Pan-African Banks: A recent IMF study shows how Africa’s financial sector has changed over the past decade with the expansion of African banks.2 Ten African banks now have a presence in at least 10 countries on the continent with one being present in more than 30 countries. These pan-African banks can facilitate intra-African trade. At the same time, they raise new challenges for regulators as their cross-border operations span different regulatory regimes and different supervisory authorities. Work is underway to address these challenges with exchanges between supervisors and harmonised data and practices.
Africa-to-Africa Investment (A2A) and Global Value Chains3 : Multinational companies themselves finance several operations through suppliers’ credit. A recent AfDB study notes the emerging trend of Africa-to-Africa (A2A) investment. The A2A report features eight publicly-listed and privately-owned African companies operating in consumer services, finance, industry, media and diversified portfolios, and investment, with home bases in North Africa (Morocco), West Africa (Nigeria, Togo), East and Central Africa (Ethiopia, Kenya), and Southern Africa (Mauritius, South Africa). Identifying and addressing the obstacles to financing A2A investments and the value chains involved are critical for furthering African trade integration.
FinTech: Mobile payments could help reduce transaction costs.
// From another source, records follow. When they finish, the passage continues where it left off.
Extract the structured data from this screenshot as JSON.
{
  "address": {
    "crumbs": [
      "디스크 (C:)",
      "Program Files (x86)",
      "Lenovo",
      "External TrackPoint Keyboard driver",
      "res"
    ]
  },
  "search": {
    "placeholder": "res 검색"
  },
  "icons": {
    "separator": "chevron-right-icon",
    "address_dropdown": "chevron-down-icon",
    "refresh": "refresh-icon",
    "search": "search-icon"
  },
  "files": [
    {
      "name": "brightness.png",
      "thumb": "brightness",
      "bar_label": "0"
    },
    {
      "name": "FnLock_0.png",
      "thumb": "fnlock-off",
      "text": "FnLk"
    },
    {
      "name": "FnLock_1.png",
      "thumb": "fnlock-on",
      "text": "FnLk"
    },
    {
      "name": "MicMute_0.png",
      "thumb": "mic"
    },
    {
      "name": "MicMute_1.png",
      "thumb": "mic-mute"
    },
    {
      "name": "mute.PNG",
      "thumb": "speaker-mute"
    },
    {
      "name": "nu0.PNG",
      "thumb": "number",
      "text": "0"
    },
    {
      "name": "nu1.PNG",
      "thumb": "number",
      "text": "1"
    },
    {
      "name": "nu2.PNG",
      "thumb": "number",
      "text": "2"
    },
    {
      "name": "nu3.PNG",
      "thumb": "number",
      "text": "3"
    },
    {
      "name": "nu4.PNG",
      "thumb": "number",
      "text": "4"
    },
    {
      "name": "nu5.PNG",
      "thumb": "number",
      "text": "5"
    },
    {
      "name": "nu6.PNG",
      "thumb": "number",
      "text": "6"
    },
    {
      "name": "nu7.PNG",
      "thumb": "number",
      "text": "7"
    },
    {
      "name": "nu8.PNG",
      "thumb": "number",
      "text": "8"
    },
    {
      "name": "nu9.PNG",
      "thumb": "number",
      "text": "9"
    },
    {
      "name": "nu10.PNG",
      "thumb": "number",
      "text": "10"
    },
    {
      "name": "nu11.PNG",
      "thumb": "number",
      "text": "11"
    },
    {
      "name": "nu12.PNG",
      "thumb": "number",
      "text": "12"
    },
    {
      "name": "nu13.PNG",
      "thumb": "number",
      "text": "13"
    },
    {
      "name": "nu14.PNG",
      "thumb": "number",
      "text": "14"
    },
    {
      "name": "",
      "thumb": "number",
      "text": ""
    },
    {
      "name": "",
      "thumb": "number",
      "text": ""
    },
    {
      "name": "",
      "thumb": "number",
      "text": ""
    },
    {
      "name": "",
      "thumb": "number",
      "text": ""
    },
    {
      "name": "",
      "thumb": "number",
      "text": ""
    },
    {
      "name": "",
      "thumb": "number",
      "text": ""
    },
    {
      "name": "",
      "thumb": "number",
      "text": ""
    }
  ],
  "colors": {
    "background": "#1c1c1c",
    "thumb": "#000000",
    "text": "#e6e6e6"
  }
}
For instance, telecom operator Orange Money is present in 11 countries in sub-Saharan Africa, and mobile-to-mobile payments in CFA francs are possible between West African countries including Cote d’Ivoire, Mali and Senegal. Similarly, in East Africa, Tigo offers cross-border mobile money transfers with automatic currency conversion between Tanzania and Rwanda. What’s important is striking the right balance between regulatory objectives and the pace of innovation.
Informal Cross-Border Trade (ICBT): ICBT accounts for an important share of intra-Africa trade, reaching even 40% in the Common Market for Eastern and Southern Africa. ICBT is also high between Benin and Nigeria or Cote d’Ivoire and Ghana. Informal traders have developed their own mechanisms to finance their operations outside the formal financial sector. Understanding how informal trade is financed could help create jobs, especially for youth and women, reduce poverty and ultimately contribute to the formal sector. In addition to many e-commerce players identifying the informal sector as a crucial market, traditional financial institutions can contribute too. The African Export Import Bank (AFREXIMBANK)4 expressed significant interest in extending trade finance and payment products to informal cross-border traders.
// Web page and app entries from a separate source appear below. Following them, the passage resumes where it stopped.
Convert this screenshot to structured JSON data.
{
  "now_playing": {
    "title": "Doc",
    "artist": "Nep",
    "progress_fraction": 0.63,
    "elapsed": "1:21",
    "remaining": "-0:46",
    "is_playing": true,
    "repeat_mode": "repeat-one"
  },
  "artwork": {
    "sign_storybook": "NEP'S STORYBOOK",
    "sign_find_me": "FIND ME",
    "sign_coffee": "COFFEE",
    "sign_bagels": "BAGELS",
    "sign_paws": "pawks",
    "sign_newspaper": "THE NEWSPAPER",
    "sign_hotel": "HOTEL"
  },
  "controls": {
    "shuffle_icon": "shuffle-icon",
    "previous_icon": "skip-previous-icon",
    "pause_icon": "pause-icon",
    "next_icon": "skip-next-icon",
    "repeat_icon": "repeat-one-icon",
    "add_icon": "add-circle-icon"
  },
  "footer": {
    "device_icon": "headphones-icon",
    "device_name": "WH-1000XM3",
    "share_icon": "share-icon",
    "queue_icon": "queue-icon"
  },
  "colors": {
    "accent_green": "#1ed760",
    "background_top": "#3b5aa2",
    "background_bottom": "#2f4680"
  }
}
We know today’s reality: Transaction costs are high in Africa when a U.S. clearing bank has to be involved every time two African countries trade amongst themselves in U.S. dollars. Or banks with corporate clients in different countries in an African region need to deal with multiple currencies, high market risks and exchange restrictions. Or African migrants face the highest costs in the world to send remittances from one African country to another. Financial integration, however, can drive overall integration by facilitating regional trade, investments and remittance flows. It is now up to policy makers to harmonise regulations further and build capacity, especially in cross-border banking supervision, while keeping pace with key trends and innovation. The architects of African trade integration must also be plumbers, because investing in the “plumbing” of financial integration ultimately provides quick gains and a sustainable path forward.
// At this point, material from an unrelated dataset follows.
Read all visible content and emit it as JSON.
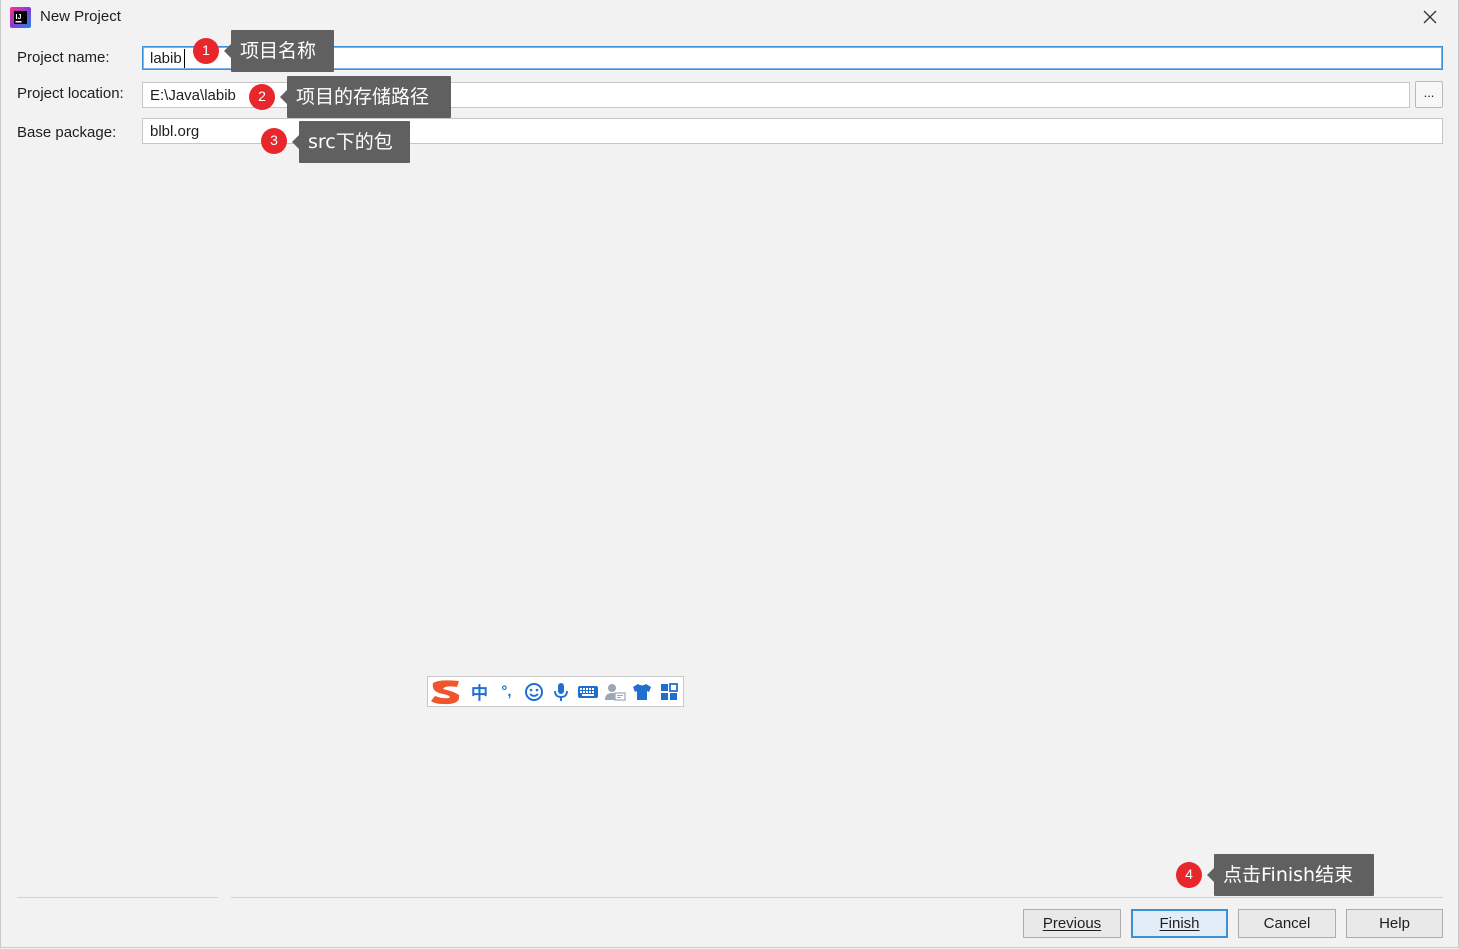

1 The views expressed in this article are those of the author and do not necessarily represent the views of the IMF, its Executive Board or IMF management.